Therefore, the Diet should consider the issue closely, taking adequate time for deliberations, without being hasty in passing the bill. We also demand that expert testimonies from a diversity of sources be heard by the Diet.

The bill should be passed on the basis of broad consensus among the ruling and opposition parties, with support of the vast majority of Diet members, not through unilateral action by the ruling parties who may wish to adopt the legislation by casting a majority of vote in favour on their own. For this purpose, the draft bill submitted by the Government should be revised in a comprehensive manner. It is also essential in order to make sure that the outcome be welcomed by a vast majority of the population in Japan and, in light of the Paris Principles, be highly regarded by the United Nations and the international community.

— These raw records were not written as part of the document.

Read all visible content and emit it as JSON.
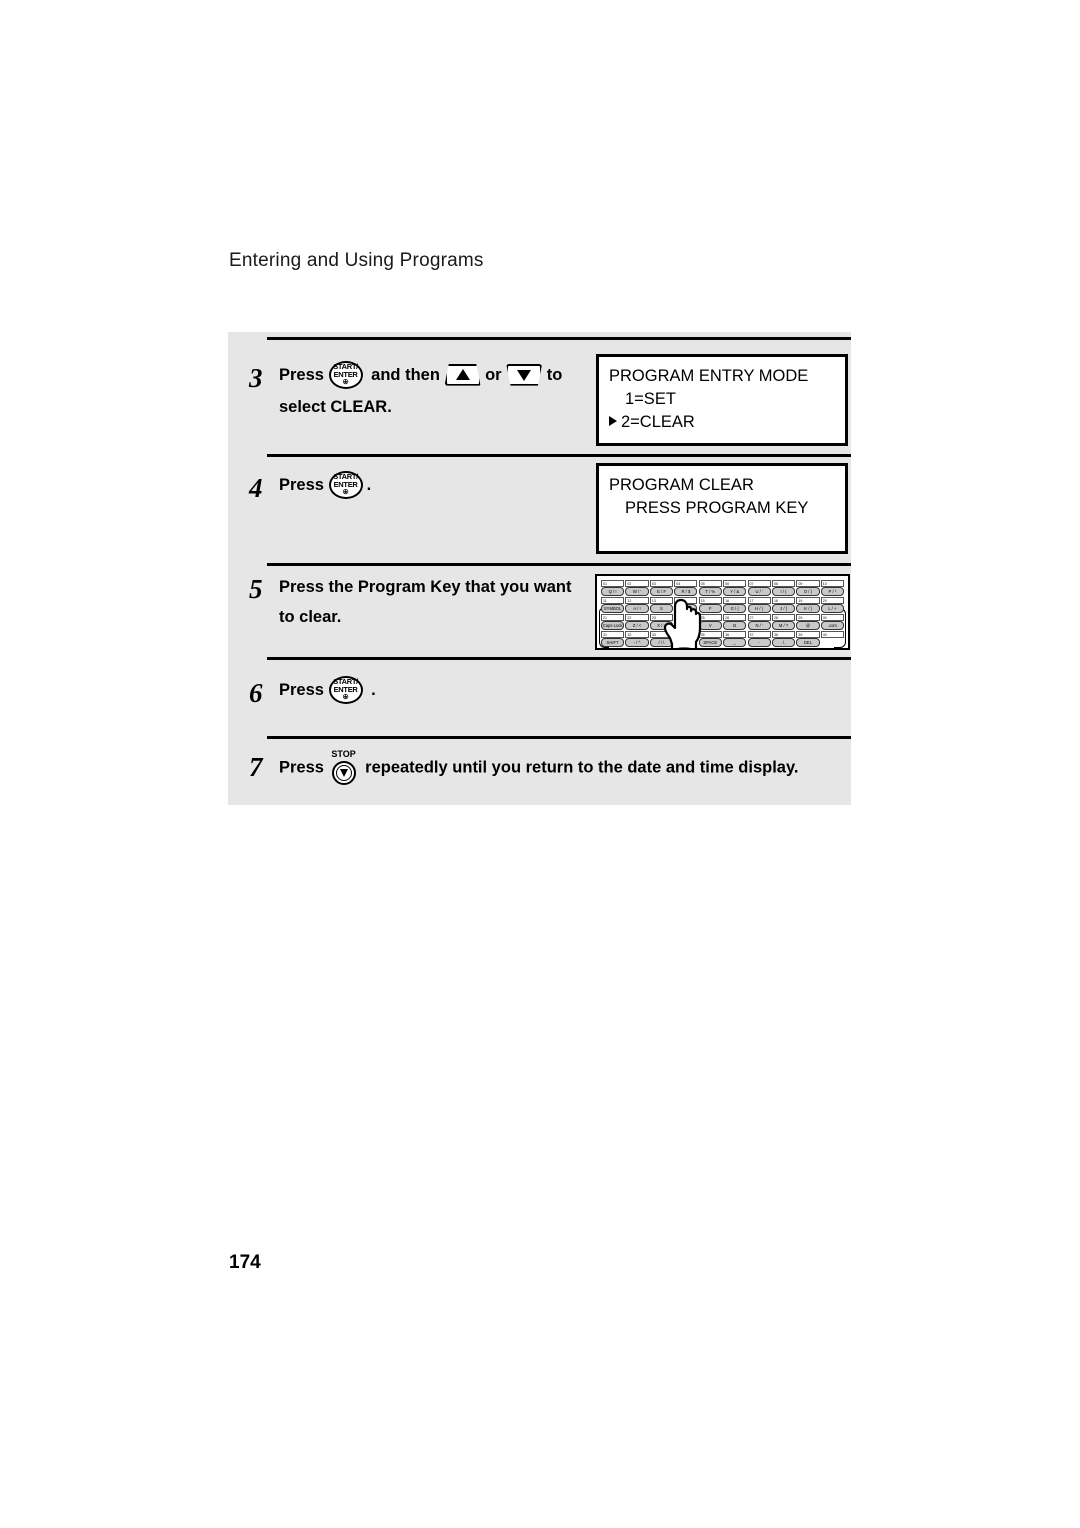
{
  "page": {
    "header": "Entering and Using Programs",
    "number": "174"
  },
  "steps": [
    {
      "num": "3",
      "line1_pre": "Press",
      "line1_mid": "and then",
      "line1_or": "or",
      "line1_post": "to",
      "line2": "select CLEAR.",
      "enter_key": {
        "label_top": "START/",
        "label_bottom": "ENTER",
        "glyph": "⏻"
      },
      "arrow_up": "up-arrow-key",
      "arrow_down": "down-arrow-key"
    },
    {
      "num": "4",
      "line1_pre": "Press",
      "line1_post": ".",
      "enter_key": {
        "label_top": "START/",
        "label_bottom": "ENTER",
        "glyph": "⏻"
      }
    },
    {
      "num": "5",
      "line1": "Press the Program Key that you want",
      "line2": "to clear."
    },
    {
      "num": "6",
      "line1_pre": "Press",
      "line1_post": ".",
      "enter_key": {
        "label_top": "START/",
        "label_bottom": "ENTER",
        "glyph": "⏻"
      }
    },
    {
      "num": "7",
      "line1_pre": "Press",
      "line1_post": "repeatedly until you return to the date and time display.",
      "stop_key": {
        "label": "STOP"
      }
    }
  ],
  "displays": [
    {
      "id": "program-entry-mode",
      "lines": [
        {
          "text": "PROGRAM ENTRY MODE",
          "indent": 0,
          "marker": false
        },
        {
          "text": "1=SET",
          "indent": 1,
          "marker": false
        },
        {
          "text": "2=CLEAR",
          "indent": 0,
          "marker": true
        }
      ]
    },
    {
      "id": "program-clear",
      "lines": [
        {
          "text": "PROGRAM CLEAR",
          "indent": 0,
          "marker": false
        },
        {
          "text": "PRESS PROGRAM KEY",
          "indent": 1,
          "marker": false
        }
      ]
    }
  ],
  "keyboard": {
    "rows": [
      {
        "slots": [
          "01",
          "02",
          "03",
          "04",
          "05",
          "06",
          "07",
          "08",
          "09",
          "10"
        ],
        "keys": [
          "Q / !",
          "W / '",
          "E / #",
          "R / $",
          "T / %",
          "Y / &",
          "U / '",
          "I / (",
          "O / )",
          "P / *"
        ]
      },
      {
        "slots": [
          "11",
          "12",
          "13",
          "14",
          "15",
          "16",
          "17",
          "18",
          "19",
          "20"
        ],
        "keys": [
          "SYMBOL",
          "A / !",
          "S",
          "D",
          "F",
          "G / {",
          "H / }",
          "J / [",
          "K / ]",
          "L / +"
        ]
      },
      {
        "slots": [
          "21",
          "22",
          "23",
          "24",
          "25",
          "26",
          "27",
          "28",
          "29",
          "30"
        ],
        "keys": [
          "Caps Lock",
          "Z / <",
          "X / >",
          "C",
          "V",
          "B",
          "N / '",
          "M / ?",
          "@",
          ".com"
        ]
      },
      {
        "slots": [
          "31",
          "32",
          "33",
          "34",
          "35",
          "36",
          "37",
          "38",
          "39",
          "40"
        ],
        "keys": [
          "SHIFT",
          "- / ^",
          "/ / \\",
          "; / :",
          "SPACE",
          "_",
          "-",
          ". / ,",
          "DEL",
          ""
        ]
      }
    ]
  },
  "colors": {
    "panel_bg": "#e6e6e6",
    "key_fill": "#c9c9c9",
    "line": "#000000",
    "lcd_bg": "#ffffff"
  }
}
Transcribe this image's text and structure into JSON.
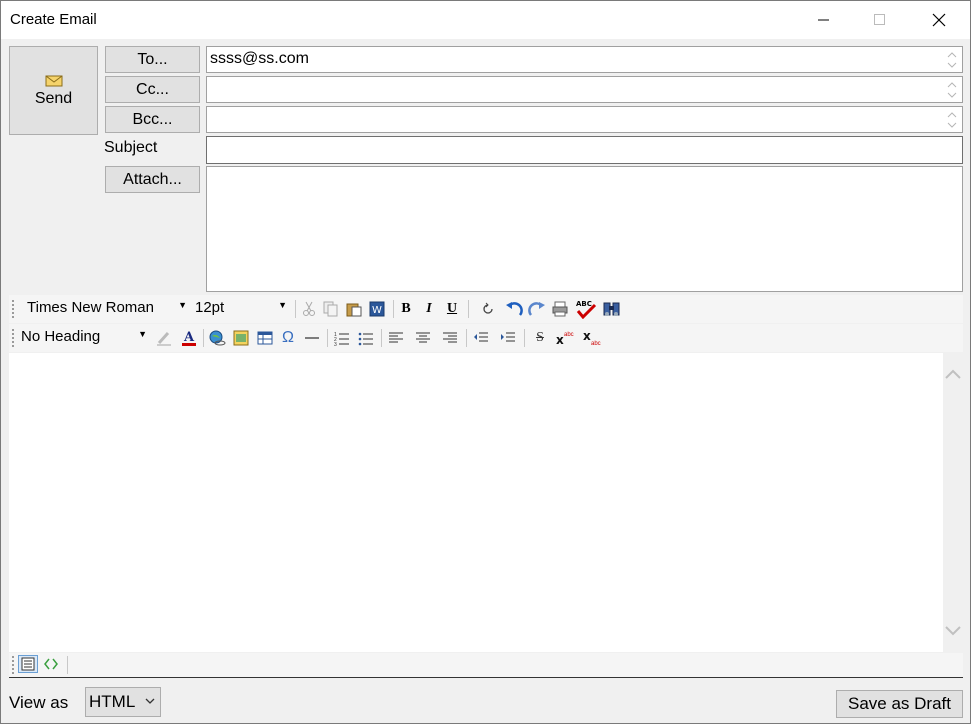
{
  "window": {
    "title": "Create Email"
  },
  "send": {
    "label": "Send"
  },
  "recipients": {
    "to_label": "To...",
    "cc_label": "Cc...",
    "bcc_label": "Bcc...",
    "to_value": "ssss@ss.com",
    "cc_value": "",
    "bcc_value": ""
  },
  "subject": {
    "label": "Subject",
    "value": ""
  },
  "attach": {
    "label": "Attach..."
  },
  "toolbar1": {
    "font": "Times New Roman",
    "size": "12pt",
    "icons": [
      "cut-icon",
      "copy-icon",
      "paste-icon",
      "paste-word-icon",
      "bold-icon",
      "italic-icon",
      "underline-icon",
      "refresh-icon",
      "undo-icon",
      "redo-icon",
      "print-icon",
      "spellcheck-icon",
      "find-icon"
    ],
    "bold_glyph": "B",
    "italic_glyph": "I",
    "underline_glyph": "U",
    "spell_glyph": "ABC"
  },
  "toolbar2": {
    "heading": "No Heading",
    "icons": [
      "highlight-icon",
      "font-color-icon",
      "hyperlink-icon",
      "image-icon",
      "table-icon",
      "special-char-icon",
      "horizontal-rule-icon",
      "numbered-list-icon",
      "bullet-list-icon",
      "align-left-icon",
      "align-center-icon",
      "align-right-icon",
      "outdent-icon",
      "indent-icon",
      "strikethrough-icon",
      "superscript-icon",
      "subscript-icon"
    ],
    "font_color_glyph": "A",
    "omega_glyph": "Ω",
    "strike_glyph": "S"
  },
  "bottom": {
    "view_as_label": "View as",
    "view_as_value": "HTML",
    "save_draft_label": "Save as Draft"
  },
  "colors": {
    "accent_blue": "#1f5fbf",
    "red": "#cc0000"
  }
}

While the Central Steering Committee will continue to take action in closer collaboration with Human Rights Forum 21, Japan Federation of Bar Associations and mass media organisations, we encourage prefectural steering committees to initiate original efforts, including through holding public meetings and actively lobbying on Diet members elected in their areas.

Let us make organisational efforts to realise a legal structure that is truly effective in providing remedies for human rights violations, suitable for the creation of the twenty-first century as a "century of human rights" and highly regarded by the international community.

(English translation of the Human Rights Protection Bill is on our website,